Return each of the entries below word for word.
################
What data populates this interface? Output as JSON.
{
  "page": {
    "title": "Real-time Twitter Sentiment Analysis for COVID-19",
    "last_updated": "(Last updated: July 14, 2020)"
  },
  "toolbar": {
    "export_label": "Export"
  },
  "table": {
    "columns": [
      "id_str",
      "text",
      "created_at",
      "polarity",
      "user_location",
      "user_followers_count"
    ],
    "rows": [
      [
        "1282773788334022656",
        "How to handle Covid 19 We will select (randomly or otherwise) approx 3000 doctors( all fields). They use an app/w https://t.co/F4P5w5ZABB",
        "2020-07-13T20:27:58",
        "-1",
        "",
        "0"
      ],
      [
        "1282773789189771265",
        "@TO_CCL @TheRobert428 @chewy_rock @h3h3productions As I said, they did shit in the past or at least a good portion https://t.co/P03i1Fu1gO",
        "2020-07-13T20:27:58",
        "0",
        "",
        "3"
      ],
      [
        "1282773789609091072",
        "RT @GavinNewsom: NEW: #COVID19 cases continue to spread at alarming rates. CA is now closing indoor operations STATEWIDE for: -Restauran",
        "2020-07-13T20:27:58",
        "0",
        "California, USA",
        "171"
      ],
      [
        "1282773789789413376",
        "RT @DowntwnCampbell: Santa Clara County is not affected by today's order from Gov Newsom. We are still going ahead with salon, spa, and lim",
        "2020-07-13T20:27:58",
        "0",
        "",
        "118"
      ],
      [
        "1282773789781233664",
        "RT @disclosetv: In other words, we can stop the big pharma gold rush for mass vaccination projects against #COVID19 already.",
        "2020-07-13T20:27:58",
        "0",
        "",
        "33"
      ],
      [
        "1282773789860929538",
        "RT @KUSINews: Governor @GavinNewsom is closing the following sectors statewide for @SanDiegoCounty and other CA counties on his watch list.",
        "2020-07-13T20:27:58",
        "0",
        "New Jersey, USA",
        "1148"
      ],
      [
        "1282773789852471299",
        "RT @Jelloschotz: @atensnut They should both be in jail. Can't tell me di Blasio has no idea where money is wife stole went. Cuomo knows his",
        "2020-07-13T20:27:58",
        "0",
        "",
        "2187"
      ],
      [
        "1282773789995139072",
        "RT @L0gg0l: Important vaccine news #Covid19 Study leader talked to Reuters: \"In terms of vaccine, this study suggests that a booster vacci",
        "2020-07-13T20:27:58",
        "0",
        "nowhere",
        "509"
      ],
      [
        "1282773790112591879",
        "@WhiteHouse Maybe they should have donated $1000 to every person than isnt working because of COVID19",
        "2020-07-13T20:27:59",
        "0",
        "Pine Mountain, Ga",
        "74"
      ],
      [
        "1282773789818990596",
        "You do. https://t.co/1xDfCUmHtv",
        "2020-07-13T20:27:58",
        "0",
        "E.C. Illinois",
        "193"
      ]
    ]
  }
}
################
OUTPUT OF THE EXERCISE:
What data populates this interface? Output as JSON.
{
  "page": {
    "title": "Real-time Twitter Sentiment Analysis for COVID-19",
    "last_updated": "(Last updated: July 14, 2020)"
  },
  "toolbar": {
    "export_label": "Export"
  },
  "table": {
    "columns": [
      "id_str",
      "text",
      "created_at",
      "polarity",
      "user_location",
      "user_followers_count"
    ],
    "rows": [
      [
        "1282773788334022656",
        "How to handle Covid 19 We will select (randomly or otherwise) approx 3000 doctors( all fields). They use an app/w https://t.co/F4P5w5ZABB",
        "2020-07-13T20:27:58",
        "-1",
        "",
        "0"
      ],
      [
        "1282773789189771265",
        "@TO_CCL @TheRobert428 @chewy_rock @h3h3productions As I said, they did shit in the past or at least a good portion https://t.co/P03i1Fu1gO",
        "2020-07-13T20:27:58",
        "0",
        "",
        "3"
      ],
      [
        "1282773789609091072",
        "RT @GavinNewsom: NEW: #COVID19 cases continue to spread at alarming rates. CA is now closing indoor operations STATEWIDE for: -Restauran",
        "2020-07-13T20:27:58",
        "0",
        "California, USA",
        "171"
      ],
      [
        "1282773789789413376",
        "RT @DowntwnCampbell: Santa Clara County is not affected by today's order from Gov Newsom. We are still going ahead with salon, spa, and lim",
        "2020-07-13T20:27:58",
        "0",
        "",
        "118"
      ],
      [
        "1282773789781233664",
        "RT @disclosetv: In other words, we can stop the big pharma gold rush for mass vaccination projects against #COVID19 already.",
        "2020-07-13T20:27:58",
        "0",
        "",
        "33"
      ],
      [
        "1282773789860929538",
        "RT @KUSINews: Governor @GavinNewsom is closing the following sectors statewide for @SanDiegoCounty and other CA counties on his watch list.",
        "2020-07-13T20:27:58",
        "0",
        "New Jersey, USA",
        "1148"
      ],
      [
        "1282773789852471299",
        "RT @Jelloschotz: @atensnut They should both be in jail. Can't tell me di Blasio has no idea where money is wife stole went. Cuomo knows his",
        "2020-07-13T20:27:58",
        "0",
        "",
        "2187"
      ],
      [
        "1282773789995139072",
        "RT @L0gg0l: Important vaccine news #Covid19 Study leader talked to Reuters: \"In terms of vaccine, this study suggests that a booster vacci",
        "2020-07-13T20:27:58",
        "0",
        "nowhere",
        "509"
      ],
      [
        "1282773790112591879",
        "@WhiteHouse Maybe they should have donated $1000 to every person than isnt working because of COVID19",
        "2020-07-13T20:27:59",
        "0",
        "Pine Mountain, Ga",
        "74"
      ],
      [
        "1282773789818990596",
        "You do. https://t.co/1xDfCUmHtv",
        "2020-07-13T20:27:58",
        "0",
        "E.C. Illinois",
        "193"
      ]
    ]
  }
}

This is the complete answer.